• _WHAT YOU HAVE TO DO_
A complete answer includes every line below with the word "Special".

(Interface dataset entries)
────────────────
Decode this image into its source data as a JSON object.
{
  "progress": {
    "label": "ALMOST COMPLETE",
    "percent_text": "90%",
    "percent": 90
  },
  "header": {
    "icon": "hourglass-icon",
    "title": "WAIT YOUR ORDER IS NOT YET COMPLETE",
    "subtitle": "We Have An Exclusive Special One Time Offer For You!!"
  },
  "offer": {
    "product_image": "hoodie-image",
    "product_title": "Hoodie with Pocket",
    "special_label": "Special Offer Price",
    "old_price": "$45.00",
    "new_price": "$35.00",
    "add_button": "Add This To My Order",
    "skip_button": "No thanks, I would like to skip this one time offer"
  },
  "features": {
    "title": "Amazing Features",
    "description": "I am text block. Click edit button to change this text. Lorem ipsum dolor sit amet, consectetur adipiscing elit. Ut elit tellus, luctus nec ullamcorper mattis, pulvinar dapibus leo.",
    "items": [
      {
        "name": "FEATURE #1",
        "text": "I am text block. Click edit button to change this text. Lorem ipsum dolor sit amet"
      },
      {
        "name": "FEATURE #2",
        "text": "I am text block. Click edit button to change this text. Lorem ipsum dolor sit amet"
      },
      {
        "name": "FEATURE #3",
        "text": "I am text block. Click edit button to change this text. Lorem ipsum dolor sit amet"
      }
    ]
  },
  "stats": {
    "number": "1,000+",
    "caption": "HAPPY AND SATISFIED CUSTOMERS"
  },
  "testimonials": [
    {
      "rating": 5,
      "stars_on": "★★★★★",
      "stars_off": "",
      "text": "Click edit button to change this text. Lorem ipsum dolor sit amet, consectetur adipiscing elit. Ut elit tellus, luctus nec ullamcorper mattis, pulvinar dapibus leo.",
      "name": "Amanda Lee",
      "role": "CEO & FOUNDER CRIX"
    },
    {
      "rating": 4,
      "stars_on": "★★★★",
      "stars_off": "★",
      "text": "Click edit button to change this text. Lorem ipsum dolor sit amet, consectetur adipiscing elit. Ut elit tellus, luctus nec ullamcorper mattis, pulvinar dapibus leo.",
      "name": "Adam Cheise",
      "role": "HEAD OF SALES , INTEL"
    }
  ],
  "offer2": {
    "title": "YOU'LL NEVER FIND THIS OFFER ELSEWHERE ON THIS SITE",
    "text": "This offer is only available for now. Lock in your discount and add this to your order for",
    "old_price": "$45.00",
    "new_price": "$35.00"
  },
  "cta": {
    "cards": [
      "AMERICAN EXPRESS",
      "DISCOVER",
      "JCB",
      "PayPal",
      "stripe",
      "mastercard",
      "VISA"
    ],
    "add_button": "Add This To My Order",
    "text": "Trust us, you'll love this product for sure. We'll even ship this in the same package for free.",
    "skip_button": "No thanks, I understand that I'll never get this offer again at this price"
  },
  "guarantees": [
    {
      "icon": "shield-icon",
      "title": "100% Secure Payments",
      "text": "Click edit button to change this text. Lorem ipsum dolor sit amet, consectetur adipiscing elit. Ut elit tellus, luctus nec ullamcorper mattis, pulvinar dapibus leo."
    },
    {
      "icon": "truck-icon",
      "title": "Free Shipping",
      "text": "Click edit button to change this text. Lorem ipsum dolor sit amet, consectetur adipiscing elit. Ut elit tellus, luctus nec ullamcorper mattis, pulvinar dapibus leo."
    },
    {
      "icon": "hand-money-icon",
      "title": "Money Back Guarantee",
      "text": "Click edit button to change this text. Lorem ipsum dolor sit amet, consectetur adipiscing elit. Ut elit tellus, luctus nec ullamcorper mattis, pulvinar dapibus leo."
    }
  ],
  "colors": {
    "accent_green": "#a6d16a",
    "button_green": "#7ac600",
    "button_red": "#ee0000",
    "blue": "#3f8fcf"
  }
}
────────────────
• _RESULT BELOW_
    "subtitle": "We Have An Exclusive Special One Time Offer For You!!"
    "special_label": "Special Offer Price",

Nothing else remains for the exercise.